Lake Washington Blvd is reopening to people walking and biking Friday as the city’s Keep Moving Street program returns. The street will remain mostly car-free between Mount Baker Beach and Genesee Park from April 9 through 18.
Seattle has experimented with various versions of this Keep Moving Street for the past nine months, and they have been very popular (see the video above). Every time they shut it down and allow car traffic to take over, it’s a huge loss. So Rainier Valley Greenways is running a campaign to extend the project to Seward Park, keep the project open all year and to work with community to come up with a permanent design for the street that enables comfortable walking and biking on the street in some fashion.
There is no equivalent to the Burke-Gilman Trail in South Seattle, so a permanent route along Lake Washington Blvd would be huge for all ages and abilities biking access in the neighborhood. But it’s not just about biking. The open street also increases public access to the whole waterfront, an incredible public asset. It’s like an accessible extension of the lakefront park.
Additionally, Seattle Parks has been hosting Bicycle Sunday along the street for more than half a century, so this is not a major new concept. If anything, starting and stopping the program is more disruptive and confusing than simply leaving it in place.
Dear city leaders and staff,
Please make Lake Washington Boulevard accessible to everyone. Open the street from Mt Baker Beach to Seward park for walking, biking, rolling, playing, and running, and conduct equitable community engagement to create a permanent space.
- Popular: The summer, fall and winter LWB openings in 2020 were very popular and well used according to the city’s data, but never dangerously crowded. And most of the concerns that arose can be addressed.
- Accessible: People of all backgrounds, ages, abilities, and races enjoyed the space for walking, rolling wheel chairs, pushing strollers, roller skating, biking, running, and other activities.
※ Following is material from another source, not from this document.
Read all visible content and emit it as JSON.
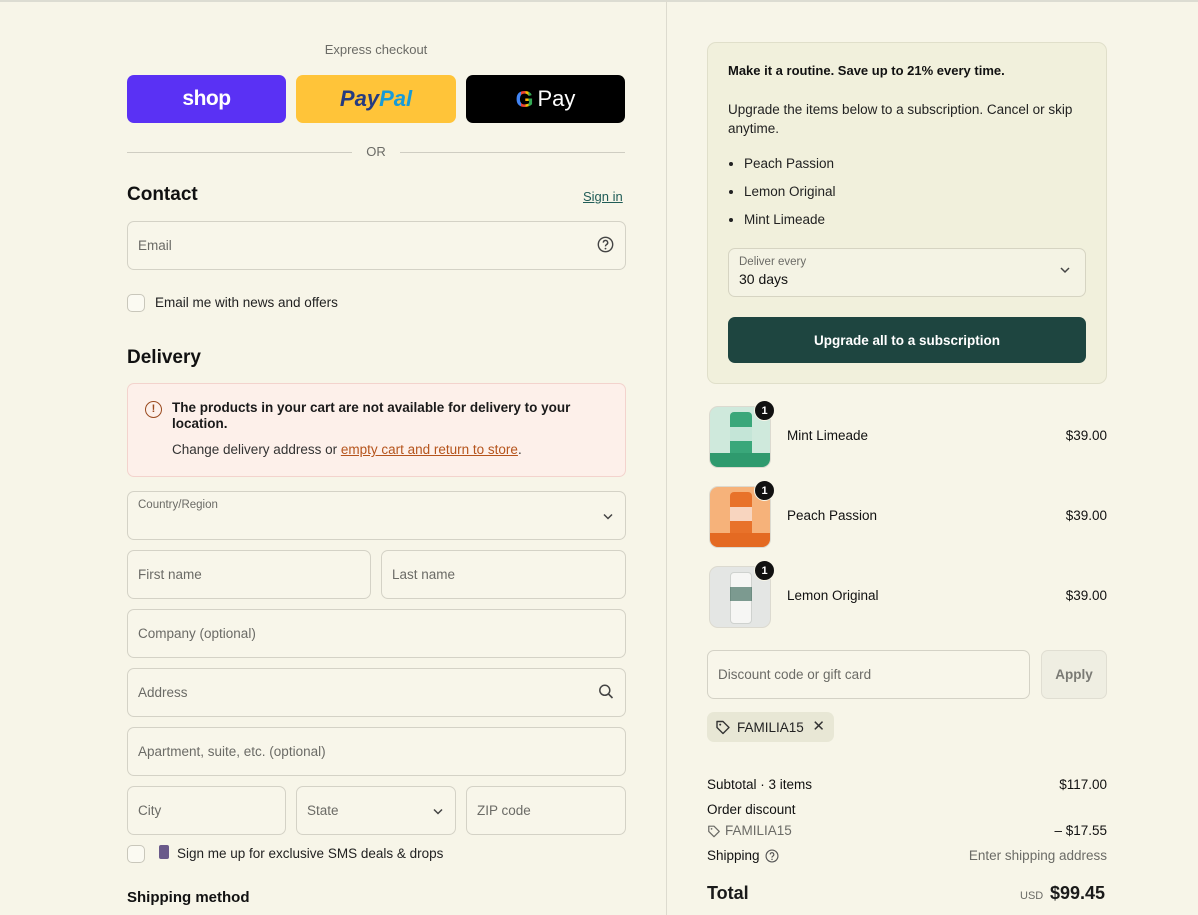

- Community Space: The quality of the park experience was significantly enhanced as a result of reduced vehicle traffic and the availability of the street as a safe, wide, and accessible space for people. Creating more community space is something our growing city needs.
- Sustainable Travel: The openings created a safe route to bike between SE Seattle and the rest of the city, helping us get closer to our goals of safe and sustainable transportation as a city.
So, I urge the city to open up LWB to people from Mt Baker to Seward Park, keep it open all year, and conduct equitable engagement to create a permanent design:
- Mt Baker to Seward Park hybrid design: Close LWB entirely to cars and open it to people from Mt Baker Beach to 43rd Ave S, and close the water-side, northbound, travel lane from 43rd Ave S to Seward Park to cars and open it to people (creating a temporary, ADA accessible, trail like space using sturdy barriers). This hybrid design would allow 100% driver access to all homes and Parks Department parking lots via a one way southbound travel lane, while creating an accessible space for people to walk, bike, and roll from Mt Baker to Seward Park.
- Open all year: Open it all year so that it is easier for the community to understand what is going on, reduce frustration from confusion, and allow people to adapt.
- Equitable community engagement: Conduct equitable community engagement to co-design a permanent design while the pilot is happening, not afterwards. This will allow community members to experience the potential design first hand. It will also allow the city to measure impacts (like cut-through traffic), respond to community identified needs, and test solutions in real time.